What is required ▸ Here the requirement is to repeat every record exactly, in full.

Data listing ▸
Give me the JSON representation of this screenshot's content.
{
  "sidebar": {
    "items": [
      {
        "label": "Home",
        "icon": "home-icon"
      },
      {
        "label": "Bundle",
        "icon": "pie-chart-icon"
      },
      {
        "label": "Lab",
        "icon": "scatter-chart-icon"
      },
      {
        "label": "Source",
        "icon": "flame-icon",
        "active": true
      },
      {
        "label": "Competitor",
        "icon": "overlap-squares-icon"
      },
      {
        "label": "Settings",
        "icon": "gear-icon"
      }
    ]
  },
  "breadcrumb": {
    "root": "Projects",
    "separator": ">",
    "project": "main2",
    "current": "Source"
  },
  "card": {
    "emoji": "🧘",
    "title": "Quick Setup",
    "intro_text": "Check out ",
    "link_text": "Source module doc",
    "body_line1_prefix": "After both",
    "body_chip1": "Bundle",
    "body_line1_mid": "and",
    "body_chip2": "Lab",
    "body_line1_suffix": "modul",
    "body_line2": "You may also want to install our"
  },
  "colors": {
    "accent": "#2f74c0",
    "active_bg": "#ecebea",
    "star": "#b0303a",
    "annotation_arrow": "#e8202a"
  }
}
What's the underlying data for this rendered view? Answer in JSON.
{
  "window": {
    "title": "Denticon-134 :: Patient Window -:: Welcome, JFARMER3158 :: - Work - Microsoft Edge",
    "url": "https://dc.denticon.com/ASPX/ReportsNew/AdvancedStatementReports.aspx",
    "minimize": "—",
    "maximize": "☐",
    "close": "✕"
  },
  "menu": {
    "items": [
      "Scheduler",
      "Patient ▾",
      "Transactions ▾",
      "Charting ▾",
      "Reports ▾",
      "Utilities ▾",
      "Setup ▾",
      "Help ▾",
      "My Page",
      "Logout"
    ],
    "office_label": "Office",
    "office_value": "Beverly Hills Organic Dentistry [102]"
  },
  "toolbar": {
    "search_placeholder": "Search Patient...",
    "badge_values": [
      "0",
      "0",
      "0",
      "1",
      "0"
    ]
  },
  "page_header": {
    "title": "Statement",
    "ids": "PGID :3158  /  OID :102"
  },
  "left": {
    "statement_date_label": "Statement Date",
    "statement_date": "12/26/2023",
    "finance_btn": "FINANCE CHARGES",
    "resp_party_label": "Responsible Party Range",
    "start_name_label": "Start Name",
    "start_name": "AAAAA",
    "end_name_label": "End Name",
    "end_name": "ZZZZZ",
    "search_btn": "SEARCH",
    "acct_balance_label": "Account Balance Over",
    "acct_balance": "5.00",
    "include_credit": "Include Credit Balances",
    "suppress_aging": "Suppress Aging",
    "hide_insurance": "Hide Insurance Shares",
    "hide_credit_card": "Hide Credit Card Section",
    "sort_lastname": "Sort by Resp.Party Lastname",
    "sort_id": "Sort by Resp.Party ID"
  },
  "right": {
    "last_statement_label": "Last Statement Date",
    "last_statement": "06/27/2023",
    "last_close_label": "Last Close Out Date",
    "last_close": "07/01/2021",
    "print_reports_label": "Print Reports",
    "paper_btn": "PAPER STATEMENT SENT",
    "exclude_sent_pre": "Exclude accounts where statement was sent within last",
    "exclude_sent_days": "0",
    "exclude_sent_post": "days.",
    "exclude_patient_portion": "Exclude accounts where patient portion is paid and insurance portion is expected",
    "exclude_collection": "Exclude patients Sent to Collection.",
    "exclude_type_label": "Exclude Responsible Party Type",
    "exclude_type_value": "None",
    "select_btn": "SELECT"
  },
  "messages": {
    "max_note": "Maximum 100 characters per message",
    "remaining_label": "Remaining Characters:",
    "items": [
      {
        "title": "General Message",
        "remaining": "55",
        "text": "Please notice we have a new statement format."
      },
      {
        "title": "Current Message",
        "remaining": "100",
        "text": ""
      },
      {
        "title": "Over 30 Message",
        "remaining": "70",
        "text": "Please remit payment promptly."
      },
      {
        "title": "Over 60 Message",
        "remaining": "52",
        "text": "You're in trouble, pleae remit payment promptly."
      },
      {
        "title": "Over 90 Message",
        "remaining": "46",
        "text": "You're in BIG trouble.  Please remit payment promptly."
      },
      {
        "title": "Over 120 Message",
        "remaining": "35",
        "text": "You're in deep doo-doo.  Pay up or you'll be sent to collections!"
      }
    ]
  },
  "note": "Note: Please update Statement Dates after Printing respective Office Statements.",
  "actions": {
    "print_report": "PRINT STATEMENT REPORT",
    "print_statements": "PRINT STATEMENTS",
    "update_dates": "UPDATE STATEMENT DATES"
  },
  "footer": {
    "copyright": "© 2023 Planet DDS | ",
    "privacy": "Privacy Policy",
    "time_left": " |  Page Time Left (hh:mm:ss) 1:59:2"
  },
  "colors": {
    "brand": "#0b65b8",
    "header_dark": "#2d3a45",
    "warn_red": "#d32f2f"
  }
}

Answer area ▸
Give me the JSON representation of this screenshot's content.
{
  "sidebar": {
    "items": [
      {
        "label": "Home",
        "icon": "home-icon"
      },
      {
        "label": "Bundle",
        "icon": "pie-chart-icon"
      },
      {
        "label": "Lab",
        "icon": "scatter-chart-icon"
      },
      {
        "label": "Source",
        "icon": "flame-icon",
        "active": true
      },
      {
        "label": "Competitor",
        "icon": "overlap-squares-icon"
      },
      {
        "label": "Settings",
        "icon": "gear-icon"
      }
    ]
  },
  "breadcrumb": {
    "root": "Projects",
    "separator": ">",
    "project": "main2",
    "current": "Source"
  },
  "card": {
    "emoji": "🧘",
    "title": "Quick Setup",
    "intro_text": "Check out ",
    "link_text": "Source module doc",
    "body_line1_prefix": "After both",
    "body_chip1": "Bundle",
    "body_line1_mid": "and",
    "body_chip2": "Lab",
    "body_line1_suffix": "modul",
    "body_line2": "You may also want to install our"
  },
  "colors": {
    "accent": "#2f74c0",
    "active_bg": "#ecebea",
    "star": "#b0303a",
    "annotation_arrow": "#e8202a"
  }
}
What's the underlying data for this rendered view? Answer in JSON.
{
  "window": {
    "title": "Denticon-134 :: Patient Window -:: Welcome, JFARMER3158 :: - Work - Microsoft Edge",
    "url": "https://dc.denticon.com/ASPX/ReportsNew/AdvancedStatementReports.aspx",
    "minimize": "—",
    "maximize": "☐",
    "close": "✕"
  },
  "menu": {
    "items": [
      "Scheduler",
      "Patient ▾",
      "Transactions ▾",
      "Charting ▾",
      "Reports ▾",
      "Utilities ▾",
      "Setup ▾",
      "Help ▾",
      "My Page",
      "Logout"
    ],
    "office_label": "Office",
    "office_value": "Beverly Hills Organic Dentistry [102]"
  },
  "toolbar": {
    "search_placeholder": "Search Patient...",
    "badge_values": [
      "0",
      "0",
      "0",
      "1",
      "0"
    ]
  },
  "page_header": {
    "title": "Statement",
    "ids": "PGID :3158  /  OID :102"
  },
  "left": {
    "statement_date_label": "Statement Date",
    "statement_date": "12/26/2023",
    "finance_btn": "FINANCE CHARGES",
    "resp_party_label": "Responsible Party Range",
    "start_name_label": "Start Name",
    "start_name": "AAAAA",
    "end_name_label": "End Name",
    "end_name": "ZZZZZ",
    "search_btn": "SEARCH",
    "acct_balance_label": "Account Balance Over",
    "acct_balance": "5.00",
    "include_credit": "Include Credit Balances",
    "suppress_aging": "Suppress Aging",
    "hide_insurance": "Hide Insurance Shares",
    "hide_credit_card": "Hide Credit Card Section",
    "sort_lastname": "Sort by Resp.Party Lastname",
    "sort_id": "Sort by Resp.Party ID"
  },
  "right": {
    "last_statement_label": "Last Statement Date",
    "last_statement": "06/27/2023",
    "last_close_label": "Last Close Out Date",
    "last_close": "07/01/2021",
    "print_reports_label": "Print Reports",
    "paper_btn": "PAPER STATEMENT SENT",
    "exclude_sent_pre": "Exclude accounts where statement was sent within last",
    "exclude_sent_days": "0",
    "exclude_sent_post": "days.",
    "exclude_patient_portion": "Exclude accounts where patient portion is paid and insurance portion is expected",
    "exclude_collection": "Exclude patients Sent to Collection.",
    "exclude_type_label": "Exclude Responsible Party Type",
    "exclude_type_value": "None",
    "select_btn": "SELECT"
  },
  "messages": {
    "max_note": "Maximum 100 characters per message",
    "remaining_label": "Remaining Characters:",
    "items": [
      {
        "title": "General Message",
        "remaining": "55",
        "text": "Please notice we have a new statement format."
      },
      {
        "title": "Current Message",
        "remaining": "100",
        "text": ""
      },
      {
        "title": "Over 30 Message",
        "remaining": "70",
        "text": "Please remit payment promptly."
      },
      {
        "title": "Over 60 Message",
        "remaining": "52",
        "text": "You're in trouble, pleae remit payment promptly."
      },
      {
        "title": "Over 90 Message",
        "remaining": "46",
        "text": "You're in BIG trouble.  Please remit payment promptly."
      },
      {
        "title": "Over 120 Message",
        "remaining": "35",
        "text": "You're in deep doo-doo.  Pay up or you'll be sent to collections!"
      }
    ]
  },
  "note": "Note: Please update Statement Dates after Printing respective Office Statements.",
  "actions": {
    "print_report": "PRINT STATEMENT REPORT",
    "print_statements": "PRINT STATEMENTS",
    "update_dates": "UPDATE STATEMENT DATES"
  },
  "footer": {
    "copyright": "© 2023 Planet DDS | ",
    "privacy": "Privacy Policy",
    "time_left": " |  Page Time Left (hh:mm:ss) 1:59:2"
  },
  "colors": {
    "brand": "#0b65b8",
    "header_dark": "#2d3a45",
    "warn_red": "#d32f2f"
  }
}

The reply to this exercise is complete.